TASK GOAL: Scan the entries for the word "inside" and return every line that has it.

GIVEN DATA:
====

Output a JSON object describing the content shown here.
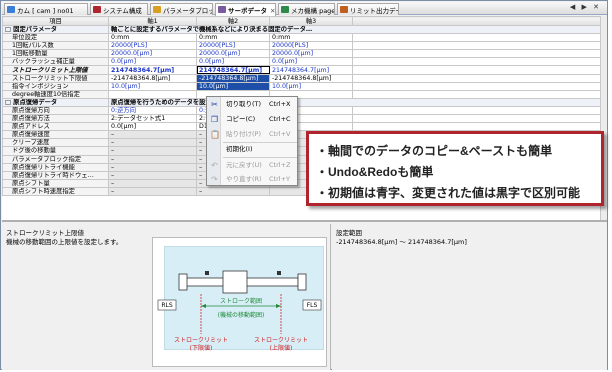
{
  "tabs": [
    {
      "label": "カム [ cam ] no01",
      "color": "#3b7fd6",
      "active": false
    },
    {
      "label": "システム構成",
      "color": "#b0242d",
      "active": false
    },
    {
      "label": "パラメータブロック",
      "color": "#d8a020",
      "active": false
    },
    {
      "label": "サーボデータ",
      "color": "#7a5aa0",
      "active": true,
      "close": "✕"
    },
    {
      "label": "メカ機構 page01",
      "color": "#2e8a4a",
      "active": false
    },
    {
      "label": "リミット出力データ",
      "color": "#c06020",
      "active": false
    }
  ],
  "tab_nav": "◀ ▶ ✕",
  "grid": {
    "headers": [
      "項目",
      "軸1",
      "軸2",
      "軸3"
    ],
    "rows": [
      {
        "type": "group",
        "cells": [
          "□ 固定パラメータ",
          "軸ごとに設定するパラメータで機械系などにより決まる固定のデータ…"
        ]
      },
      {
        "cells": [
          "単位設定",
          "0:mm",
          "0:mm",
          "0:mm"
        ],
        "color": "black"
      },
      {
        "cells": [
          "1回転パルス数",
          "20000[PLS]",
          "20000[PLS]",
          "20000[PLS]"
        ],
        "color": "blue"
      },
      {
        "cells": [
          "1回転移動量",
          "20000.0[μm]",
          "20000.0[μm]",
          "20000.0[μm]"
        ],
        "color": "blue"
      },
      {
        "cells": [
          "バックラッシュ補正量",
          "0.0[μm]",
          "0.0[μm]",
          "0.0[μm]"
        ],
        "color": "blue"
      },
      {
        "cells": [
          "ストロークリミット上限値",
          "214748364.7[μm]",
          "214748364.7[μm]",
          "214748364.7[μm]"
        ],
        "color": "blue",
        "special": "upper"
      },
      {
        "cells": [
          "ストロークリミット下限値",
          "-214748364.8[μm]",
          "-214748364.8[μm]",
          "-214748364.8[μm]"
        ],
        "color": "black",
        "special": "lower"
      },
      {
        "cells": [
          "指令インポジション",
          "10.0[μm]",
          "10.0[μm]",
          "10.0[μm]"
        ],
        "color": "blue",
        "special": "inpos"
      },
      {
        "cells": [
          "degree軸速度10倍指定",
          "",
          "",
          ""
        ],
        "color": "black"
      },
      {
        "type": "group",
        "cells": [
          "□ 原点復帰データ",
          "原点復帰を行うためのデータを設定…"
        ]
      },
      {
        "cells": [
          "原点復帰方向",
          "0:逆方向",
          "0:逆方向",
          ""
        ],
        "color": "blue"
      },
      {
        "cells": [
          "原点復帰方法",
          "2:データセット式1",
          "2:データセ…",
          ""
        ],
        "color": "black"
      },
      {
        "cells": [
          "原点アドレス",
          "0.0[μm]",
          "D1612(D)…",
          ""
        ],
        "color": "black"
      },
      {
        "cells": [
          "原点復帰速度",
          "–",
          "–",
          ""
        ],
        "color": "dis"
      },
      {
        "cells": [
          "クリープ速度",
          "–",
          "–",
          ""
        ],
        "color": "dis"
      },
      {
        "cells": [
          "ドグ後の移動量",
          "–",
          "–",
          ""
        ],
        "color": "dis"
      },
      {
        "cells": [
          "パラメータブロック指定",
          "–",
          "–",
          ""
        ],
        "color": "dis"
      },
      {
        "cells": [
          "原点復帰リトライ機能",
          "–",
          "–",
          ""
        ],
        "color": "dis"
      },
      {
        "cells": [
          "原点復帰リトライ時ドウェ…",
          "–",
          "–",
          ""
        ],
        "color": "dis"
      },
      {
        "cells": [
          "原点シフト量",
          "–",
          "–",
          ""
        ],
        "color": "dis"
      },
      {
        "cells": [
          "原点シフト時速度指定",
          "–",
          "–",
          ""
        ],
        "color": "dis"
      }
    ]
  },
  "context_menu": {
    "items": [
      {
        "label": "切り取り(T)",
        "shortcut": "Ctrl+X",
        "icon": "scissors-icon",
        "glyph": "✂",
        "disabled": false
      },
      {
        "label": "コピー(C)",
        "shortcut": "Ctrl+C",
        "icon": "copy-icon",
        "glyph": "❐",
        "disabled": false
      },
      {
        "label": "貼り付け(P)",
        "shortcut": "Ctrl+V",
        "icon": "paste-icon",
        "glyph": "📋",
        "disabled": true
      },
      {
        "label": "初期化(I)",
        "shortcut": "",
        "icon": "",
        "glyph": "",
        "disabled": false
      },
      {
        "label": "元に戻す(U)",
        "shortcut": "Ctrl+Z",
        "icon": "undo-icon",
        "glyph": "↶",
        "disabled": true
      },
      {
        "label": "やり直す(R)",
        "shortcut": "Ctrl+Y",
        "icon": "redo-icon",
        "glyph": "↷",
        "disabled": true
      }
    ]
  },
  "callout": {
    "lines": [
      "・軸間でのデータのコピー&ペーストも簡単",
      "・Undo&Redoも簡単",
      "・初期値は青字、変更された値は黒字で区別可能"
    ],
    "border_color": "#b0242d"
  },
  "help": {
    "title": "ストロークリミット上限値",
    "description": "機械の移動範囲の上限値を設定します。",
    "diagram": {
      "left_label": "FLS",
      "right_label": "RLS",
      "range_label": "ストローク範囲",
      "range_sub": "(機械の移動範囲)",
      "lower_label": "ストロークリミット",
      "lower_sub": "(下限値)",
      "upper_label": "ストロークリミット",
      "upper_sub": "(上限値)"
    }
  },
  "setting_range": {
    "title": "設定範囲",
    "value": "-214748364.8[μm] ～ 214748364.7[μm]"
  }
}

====

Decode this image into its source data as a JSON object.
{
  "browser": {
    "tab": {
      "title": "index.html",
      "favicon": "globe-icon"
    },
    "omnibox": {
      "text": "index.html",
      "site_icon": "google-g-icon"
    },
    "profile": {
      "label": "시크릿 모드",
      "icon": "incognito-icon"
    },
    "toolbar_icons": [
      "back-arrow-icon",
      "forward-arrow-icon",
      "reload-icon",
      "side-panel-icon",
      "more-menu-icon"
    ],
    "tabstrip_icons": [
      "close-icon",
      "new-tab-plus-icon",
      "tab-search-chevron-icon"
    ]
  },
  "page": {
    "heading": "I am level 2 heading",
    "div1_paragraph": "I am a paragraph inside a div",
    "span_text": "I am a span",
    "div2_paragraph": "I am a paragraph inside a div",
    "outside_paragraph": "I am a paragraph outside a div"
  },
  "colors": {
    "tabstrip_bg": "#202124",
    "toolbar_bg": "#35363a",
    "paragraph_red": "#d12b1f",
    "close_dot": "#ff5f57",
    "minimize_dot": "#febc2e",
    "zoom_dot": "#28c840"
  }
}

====

YOUR SOLUTION:
    "div1_paragraph": "I am a paragraph inside a div",
    "div2_paragraph": "I am a paragraph inside a div",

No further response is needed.